A specially constructed earthen mound just
east of the Convoy Staging Area contains bleachers, press facilities and a Public Affairs
control room to suppport invited guests and press coverage during orbiter landings at the
Kennedy Space Center.
Crawler - Transporter
KSC has 2 crawler-transporters. Each vehicle consists of four double-tracked crawlers, each 3 meters (10 ft) high and 12 meters (41 ft) long. Each of the 8 tracks on a vehicle contains 57 shoes per track and each tread shoe weighs about .9 metric tons (one ton). Click here to see the crawler moving a shuttle .
The Crawler/Transporter is powered by 16 traction motors powered by four 1,000 kw generators, driven by two 2,750hp diesel engines. Two 750 kw generators, drived by two 1,065 hp diesel engines are used for jacking, steering, lighting, and ventilating. Two 150 kw generators are also used for MLP power.
The KSC crawlers are the largest tracked vehicles known. They move the Mobile Launcher Platform into the Vehicle Assembly Building and then to the Launch Pad with an assembled space vehicle. Maximum speed is 1.6km (one mile) per hour loaded, about 3.2 km (2 miles) per hour unloaded. Launch Pad to VAB trip time with the Mobile Launch Platform is about 5 hours. The crawler burns 568 liters (150 gallons) of diesel oil per mile.
The top of the orbiter is kept vertical within plus or minus 10 minutes of arc, about the diameter of a basketball during the journey. Leveling systems within the crawler keeps the platform level while negotiating the 5% ramp leading up to the pad surface.
The height of the crawler is 6 meters (20ft) to 8 meters (26 feet) adjustable. The top deck is flat and square, about the size of a baseball infield, 27 meters (90 feet) on a side.
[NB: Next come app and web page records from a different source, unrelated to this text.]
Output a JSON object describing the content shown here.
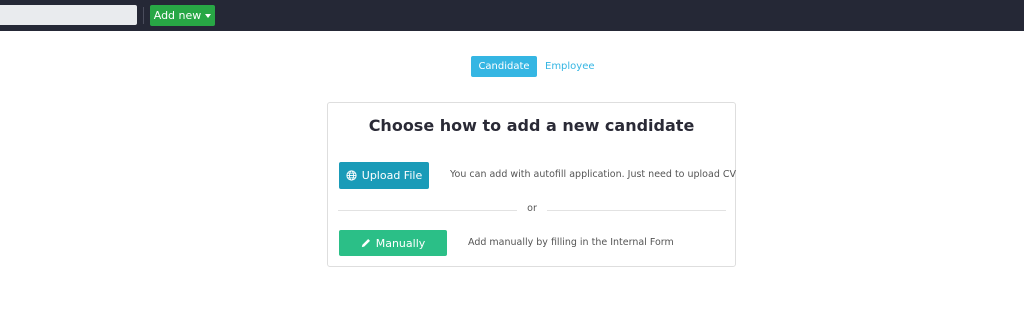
{
  "topbar": {
    "search": {
      "value": "",
      "placeholder": ""
    },
    "add_new_label": "Add new"
  },
  "tabs": [
    {
      "label": "Candidate",
      "active": true
    },
    {
      "label": "Employee",
      "active": false
    }
  ],
  "card": {
    "title": "Choose how to add a new candidate",
    "upload": {
      "label": "Upload File",
      "icon": "globe-icon",
      "description": "You can add with autofill application. Just need to upload CV"
    },
    "separator_text": "or",
    "manual": {
      "label": "Manually",
      "icon": "pencil-icon",
      "description": "Add manually by filling in the Internal Form"
    }
  },
  "colors": {
    "topbar_bg": "#252836",
    "add_new_bg": "#28a745",
    "tab_active_bg": "#35b6e3",
    "upload_bg": "#1a9bb8",
    "manual_bg": "#2bbf87"
  }
}
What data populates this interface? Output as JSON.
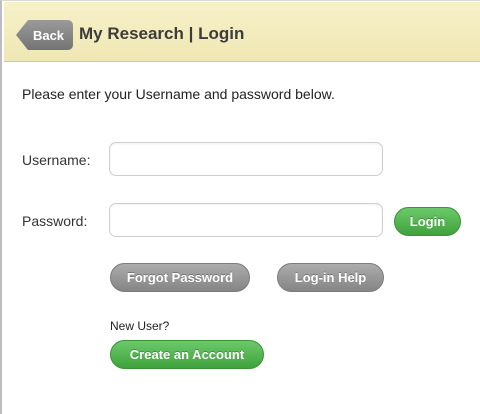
{
  "header": {
    "back_label": "Back",
    "title": "My Research | Login"
  },
  "form": {
    "instruction": "Please enter your Username and password below.",
    "username_label": "Username:",
    "username_value": "",
    "password_label": "Password:",
    "password_value": "",
    "login_label": "Login"
  },
  "actions": {
    "forgot_label": "Forgot Password",
    "help_label": "Log-in Help"
  },
  "signup": {
    "prompt": "New User?",
    "create_label": "Create an Account"
  },
  "colors": {
    "header_bg": "#f3ecc0",
    "green_button": "#4fb14c",
    "gray_button": "#959595"
  }
}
Two operator control cabs, one at each end of the chassis, are used to control all crawler systems.
KSC's two crawler-transporters have accumulated 1,243 miles since 1977. Including the Apollo years, the transporters have racked up 2,526 miles, about the same distance as a one-way trip from KSC to Los Angeles by interstate highway or a round trip between KSC and New York City.
Mobile Launch Platforms (MLP)
The three Mobile Launchers used in Apollo/Saturn operations were modified for use in Shuttle operations. With cranes, umbilical towers, and swing arms removed, the Mobile Launchers were redesignated Mobile Launcher Platforms (MLP). In place of one large opening in the platform, three smaller openings accommodate flames and hot exhaust gases from the solid rocket boosters and the orbiter engines. Segments of the dismantled umbilical towers are part of the perment installation at the launch pad, where they serve as sections of the Fixed Service Structure (FSS). A third apollo umbilical tower, removed from MLP-3, has been cut into 20 ft sections and placed in a field in the KSC industrial area. It may someday become reconstructed as part of the KSC tour route.
Tail Service Masts (TSM's), one on each side of the main engines exhausts hole provide umbilical connections for fuel and oxidizer, gases, ground electrical power and communications links. These Masts are 4.6m (15ft) long, 2.7m (9ft) wide and 9.4m (31 ft) high.
Launch Platform: Two-Story steel structure, 7.6 meters (25ft) high, 49 Meters (160ft) long and 41 meters (135ft)wide.
Positioned on 6 steel pedestals 7m (22ft) high when in the VAB or at the launch pad. At the pad, 4 extensible columns were used during the Apollo program were used to stiffen the MLP against rebound loads, should engine cutoff occur. They are no longer used for the Shuttle program.